Control the Heat
I remember my first bowl of tortilla soup in the U.S. It was so picante, so spicy hot for my completely untrained palate, I could not breathe. I also could not recognize any flavors at all. So, I chose Michoacan variation of the soup with ancho and sort of diluted the chili heat with some sweet red peppers, charred and peeled. It worked! I like combining my tree favorite Mexican chili peppers — ancho, chipotle meco, and pasilla — in this soup. I still add sweet red peppers and tomatoes, both charred and peeled for more complexity. There is no cheese or cream in my version of the soup. Instead, I add cooked corn kernels and pomegranate seeds for sweet and sour crunchy texture. If I don’t fry my homemade tortilla chips, I choose my favorite Xochitl Totopos de Maíz made of blue corn, crushed.

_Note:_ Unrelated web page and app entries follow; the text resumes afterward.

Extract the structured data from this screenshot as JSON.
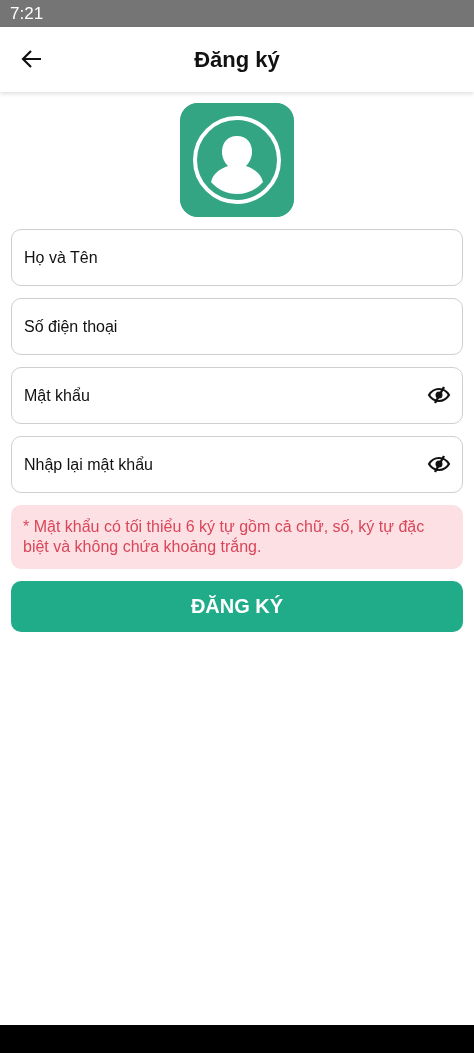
{
  "status_bar": {
    "time": "7:21"
  },
  "app_bar": {
    "title": "Đăng ký"
  },
  "fields": [
    {
      "kind": "text",
      "placeholder": "Họ và Tên"
    },
    {
      "kind": "text",
      "placeholder": "Số điện thoại"
    },
    {
      "kind": "password",
      "placeholder": "Mật khẩu"
    },
    {
      "kind": "password",
      "placeholder": "Nhập lại mật khẩu"
    }
  ],
  "notice": "* Mật khẩu có tối thiểu 6 ký tự gồm cả chữ, số, ký tự đặc biệt và không chứa khoảng trắng.",
  "submit_button": "ĐĂNG KÝ"
}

Control the Flavor
There are parts of the chili peppers that are bitter. If you enjoy bitter notes in your food, use the whole pods. If you’d like to exclude bitterness, your first step in preparing dry peppers for using in any dish is to remove seeds and membranes. The second step is to cut them into smaller pieces. Then you have a choice to rehydrate them as is or dry toast them in a hot skillet or an oven for the third step. A few seconds of toasting will contribute more chili flavor into the final taste of your dish, make it more dramatic. Try both ways and choose your favorite. Finally, rehydrate peppers in hot water for 20-30 minutes to extract their flavor in full.
This recipe is part of Local Flavors: Mexican/Tex-Mex — Block 3, Soups cooking class.
Servings: 2 portions
- 2 cups water or stock
- 1 each Ancho dry chili pepper
- 1 each Chipotle dry chili pepper
- 1/2 each Pasiila dry chili pepper
- 1/2 each Bell sweet peppers
- 1 cup tomatoes peeled, seeded, diced, with juice
- 2 tbsp olive oil
- 1/2 tsp kosher salt
- 1 tsp brown sugar
- 1 each key lime
- 1/2 bunch cilantro
- 1/4 cup cooked corn kernels
- 2 tbsp pomegranate seeds
Prepare dry peppers. Remove stems, veins, and seeds. Cut them into small pieces, place them in a bowl, and pour hot water over. Submerge them by pressing down. Leave for 20-25 minutes to reconstitute. Strain chili peppers and reserve the water.
Char sweet red pepper and tomatoes. Peel them and remove seeds. Dice sweet peppers, tomatoes, and onions.
Heat olive oil in a sauté pan over medium-high and sauté onions until tender.
Add peppers and tomatoes, reduce the heat, cover with a lid, and cook for 7-10 minutes.
Mash the vegetables. Turn the heat to high to cook them to a thicker consistency, stirring.
Add 2 cups of water (including reserved water) or stock and bring the soup to boiling. Season to your taste with salt, sugar, and the juice of half of key lime, freshly squeezed. Add chopped cilantro, stir, cover with the lid and let flavors develop for a few minutes.
Prepare toppings for serving soup. Slice the other half of the key lime. To serve, place a handful of tortilla chips on the bottom of every soup bowl, add a ladle of hot soup, top with lime slices, corn kernels, pomegranate seeds, and fresh cilantro.
Soup’s On: Sopa is a Mexican Menu Essential
"The soup course is known as sopa aguada, or “wet soup,” to distinguish it from the rice course, which is called sopa seca, or “dry soup.” And since sopa aguada is such an important part of a Mexican comida, a nearly endless array of soups has been created by the country’s home cooks and chefs. And many of these are substantial enough to be served as a main course for lunch or even dinner. [...] The sopa azteca at El Jardin is served in a bowl of broth with fried tortilla strips, accompanied by side dishes of shredded chicken, avocado, chile strips, and queso fresco, so that the customer can add ingredients according to individual prefer- ence. Other takes on tortilla soup are the Michoacán style sopa tarasca, flavored with ancho chile, at Don Artemio in Saltillo, and the sopa sacristia with chipotle at Meson Sacrista in Puebla. Los Danzantes in Coyoacan serves tortilla soup with chicharron, while the Los Danzantes in Oaxaca serves it with the local tasajo, or thinly sliced grilled beef."
Xóchitl (Spanish pronunciation: [ˈʃotʃitɬ]), the Nahuatl word for flower (so cheel).